The pictures do not belong in the copy. Restate all of the records word for word.

*** Opening of Records for the exercise ***

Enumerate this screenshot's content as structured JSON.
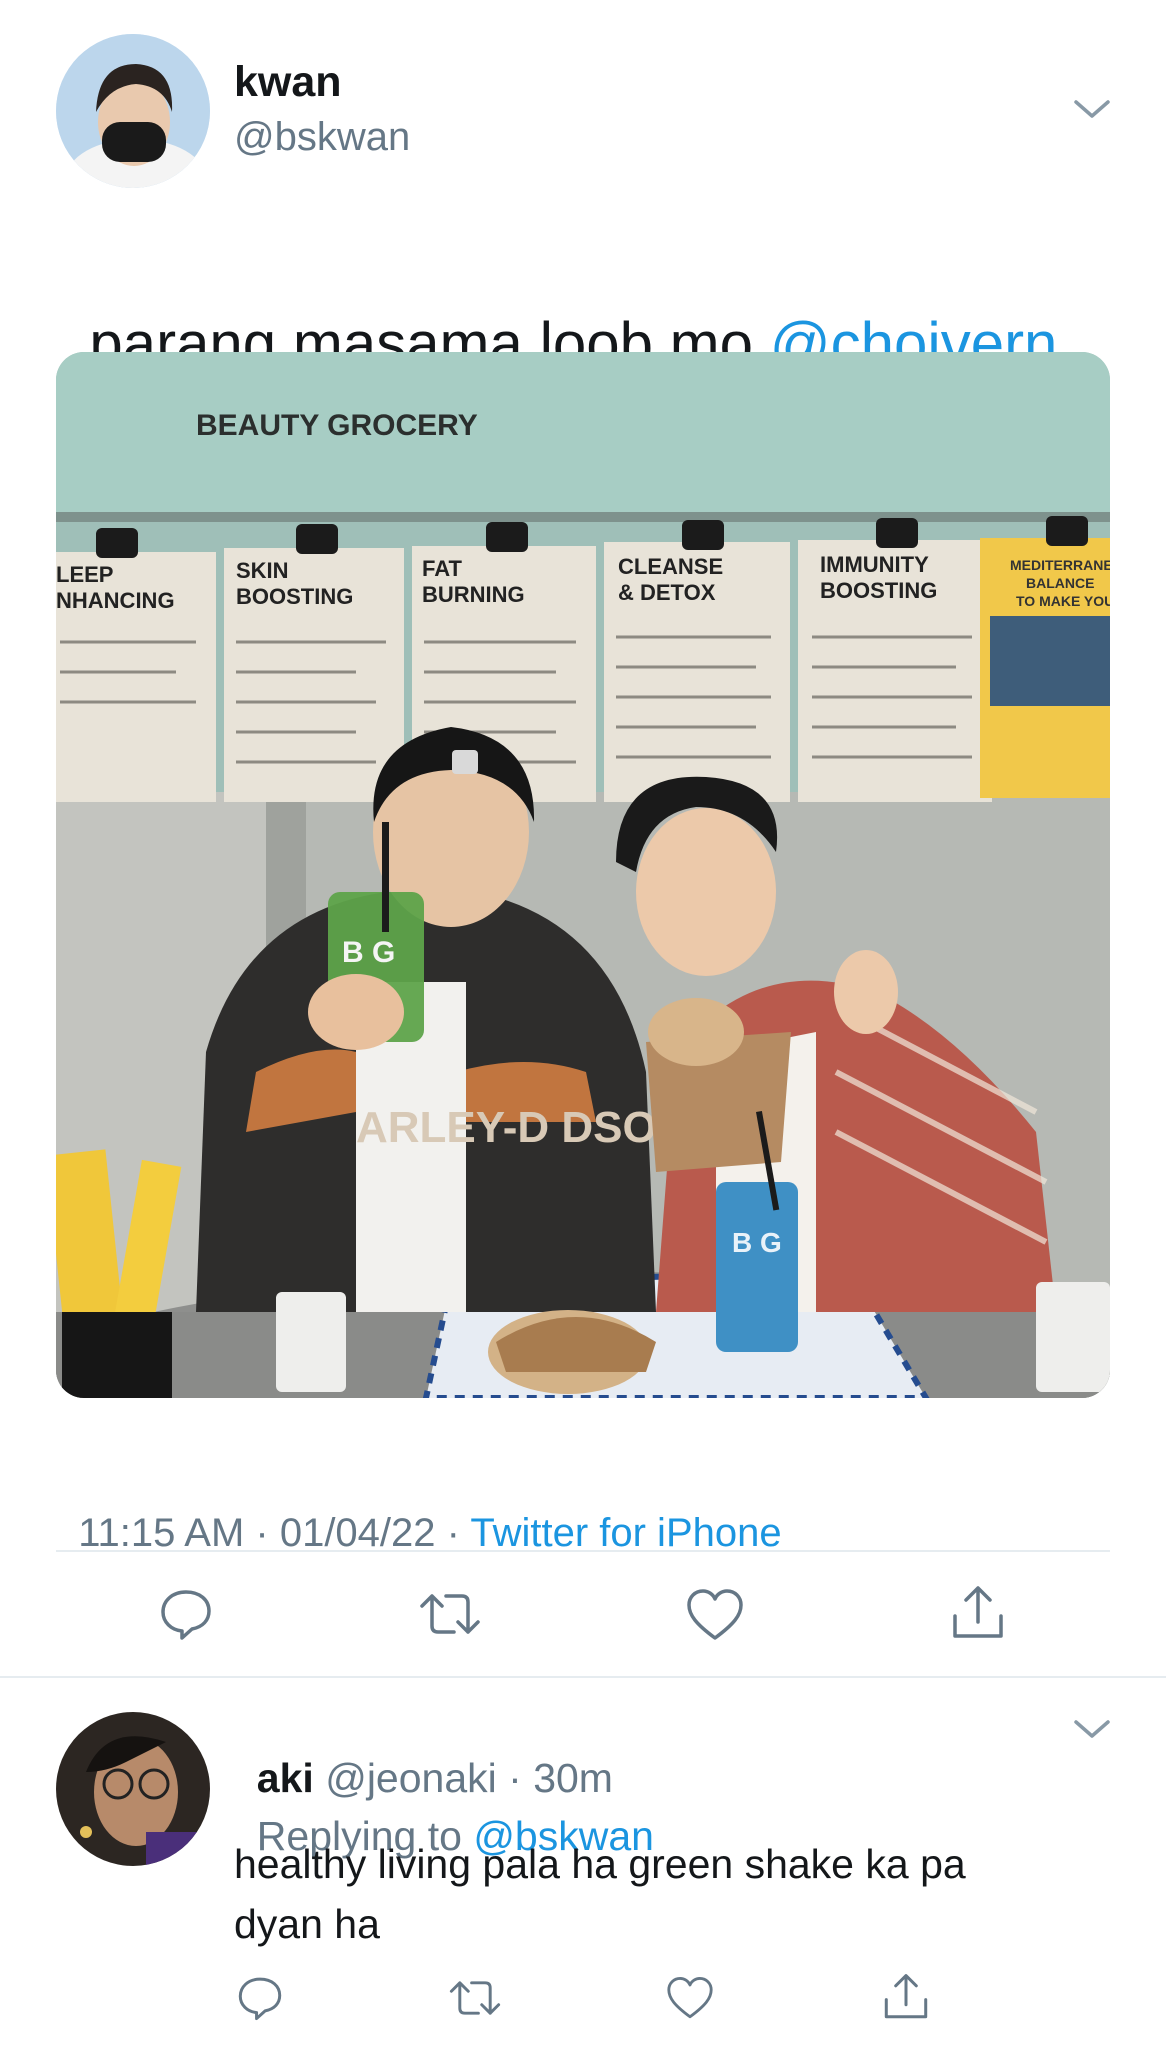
{
  "tweet": {
    "display_name": "kwan",
    "handle": "@bskwan",
    "text": "parang masama loob mo ",
    "mention": "@choivern",
    "time": "11:15 AM",
    "separator1": " · ",
    "date": "01/04/22",
    "separator2": " · ",
    "source": "Twitter for iPhone",
    "image": {
      "store_sign": "BEAUTY GROCERY",
      "menu_boards": [
        "LEEP\nNHANCING",
        "SKIN\nBOOSTING",
        "FAT\nBURNING",
        "CLEANSE\n& DETOX",
        "IMMUNITY\nBOOSTING",
        "MEDITERRANEA\nBALANCE\nTO MAKE YOU"
      ],
      "jacket_text": "ARLEY-D   DSO",
      "cup_logo": "B G"
    }
  },
  "reply": {
    "display_name": "aki",
    "handle": "@jeonaki",
    "dot": " · ",
    "time": "30m",
    "replying_prefix": "Replying to ",
    "replying_to": "@bskwan",
    "text_line1": "healthy living pala ha green shake ka pa",
    "text_line2": "dyan ha"
  },
  "icons": {
    "reply": "reply-icon",
    "retweet": "retweet-icon",
    "like": "heart-icon",
    "share": "share-icon",
    "menu": "chevron-down-icon"
  },
  "colors": {
    "link": "#1b95e0",
    "muted": "#657786",
    "text": "#14171a",
    "divider": "#e6ecf0"
  }
}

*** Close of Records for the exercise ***

*Reply to the exercise*:
Enumerate this screenshot's content as structured JSON.
{
  "tweet": {
    "display_name": "kwan",
    "handle": "@bskwan",
    "text": "parang masama loob mo ",
    "mention": "@choivern",
    "time": "11:15 AM",
    "separator1": " · ",
    "date": "01/04/22",
    "separator2": " · ",
    "source": "Twitter for iPhone",
    "image": {
      "store_sign": "BEAUTY GROCERY",
      "menu_boards": [
        "LEEP\nNHANCING",
        "SKIN\nBOOSTING",
        "FAT\nBURNING",
        "CLEANSE\n& DETOX",
        "IMMUNITY\nBOOSTING",
        "MEDITERRANEA\nBALANCE\nTO MAKE YOU"
      ],
      "jacket_text": "ARLEY-D   DSO",
      "cup_logo": "B G"
    }
  },
  "reply": {
    "display_name": "aki",
    "handle": "@jeonaki",
    "dot": " · ",
    "time": "30m",
    "replying_prefix": "Replying to ",
    "replying_to": "@bskwan",
    "text_line1": "healthy living pala ha green shake ka pa",
    "text_line2": "dyan ha"
  },
  "icons": {
    "reply": "reply-icon",
    "retweet": "retweet-icon",
    "like": "heart-icon",
    "share": "share-icon",
    "menu": "chevron-down-icon"
  },
  "colors": {
    "link": "#1b95e0",
    "muted": "#657786",
    "text": "#14171a",
    "divider": "#e6ecf0"
  }
}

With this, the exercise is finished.